**** MATERIAL FOR THE TASK

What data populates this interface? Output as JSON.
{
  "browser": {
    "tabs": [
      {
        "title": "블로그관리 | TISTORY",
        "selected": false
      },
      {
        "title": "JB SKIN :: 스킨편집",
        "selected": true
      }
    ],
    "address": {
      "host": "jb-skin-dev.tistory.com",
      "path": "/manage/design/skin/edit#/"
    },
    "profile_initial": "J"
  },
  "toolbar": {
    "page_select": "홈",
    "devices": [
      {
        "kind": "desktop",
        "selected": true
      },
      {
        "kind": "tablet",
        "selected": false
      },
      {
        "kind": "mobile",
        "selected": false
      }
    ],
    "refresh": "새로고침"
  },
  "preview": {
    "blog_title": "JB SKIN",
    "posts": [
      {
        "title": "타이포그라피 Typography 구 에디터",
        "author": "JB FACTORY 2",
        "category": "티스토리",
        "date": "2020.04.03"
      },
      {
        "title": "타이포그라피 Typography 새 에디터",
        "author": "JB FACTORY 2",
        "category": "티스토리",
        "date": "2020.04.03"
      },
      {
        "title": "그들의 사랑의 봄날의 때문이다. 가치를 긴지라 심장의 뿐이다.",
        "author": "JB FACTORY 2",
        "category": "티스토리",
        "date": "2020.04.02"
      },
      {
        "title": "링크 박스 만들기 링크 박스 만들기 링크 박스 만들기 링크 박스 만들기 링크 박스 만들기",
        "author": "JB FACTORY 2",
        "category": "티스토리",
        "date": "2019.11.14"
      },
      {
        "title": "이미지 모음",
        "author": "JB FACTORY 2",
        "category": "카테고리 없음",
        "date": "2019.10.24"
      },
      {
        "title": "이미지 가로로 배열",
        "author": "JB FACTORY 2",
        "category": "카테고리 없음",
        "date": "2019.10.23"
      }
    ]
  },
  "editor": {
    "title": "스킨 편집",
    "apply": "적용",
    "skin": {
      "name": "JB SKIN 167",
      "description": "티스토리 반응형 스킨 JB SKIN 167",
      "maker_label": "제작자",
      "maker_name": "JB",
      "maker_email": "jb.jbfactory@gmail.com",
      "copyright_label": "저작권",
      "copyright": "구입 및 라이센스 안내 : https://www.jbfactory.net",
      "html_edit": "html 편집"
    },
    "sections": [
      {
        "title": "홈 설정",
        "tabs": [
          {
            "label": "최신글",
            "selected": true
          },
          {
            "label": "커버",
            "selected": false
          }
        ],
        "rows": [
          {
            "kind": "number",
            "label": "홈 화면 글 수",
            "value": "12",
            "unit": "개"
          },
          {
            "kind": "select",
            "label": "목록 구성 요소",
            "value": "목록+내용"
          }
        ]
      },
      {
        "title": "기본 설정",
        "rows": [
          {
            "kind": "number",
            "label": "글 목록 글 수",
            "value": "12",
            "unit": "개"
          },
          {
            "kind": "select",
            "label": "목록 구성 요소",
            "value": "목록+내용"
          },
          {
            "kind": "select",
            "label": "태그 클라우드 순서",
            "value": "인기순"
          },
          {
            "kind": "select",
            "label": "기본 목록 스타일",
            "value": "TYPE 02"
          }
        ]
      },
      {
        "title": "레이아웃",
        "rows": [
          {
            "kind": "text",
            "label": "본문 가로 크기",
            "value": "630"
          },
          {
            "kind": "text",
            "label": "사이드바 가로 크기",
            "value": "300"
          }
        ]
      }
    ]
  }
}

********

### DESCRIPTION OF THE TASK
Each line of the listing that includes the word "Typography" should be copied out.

### RESULT OF THIS TASK
        "title": "타이포그라피 Typography 구 에디터",
        "title": "타이포그라피 Typography 새 에디터",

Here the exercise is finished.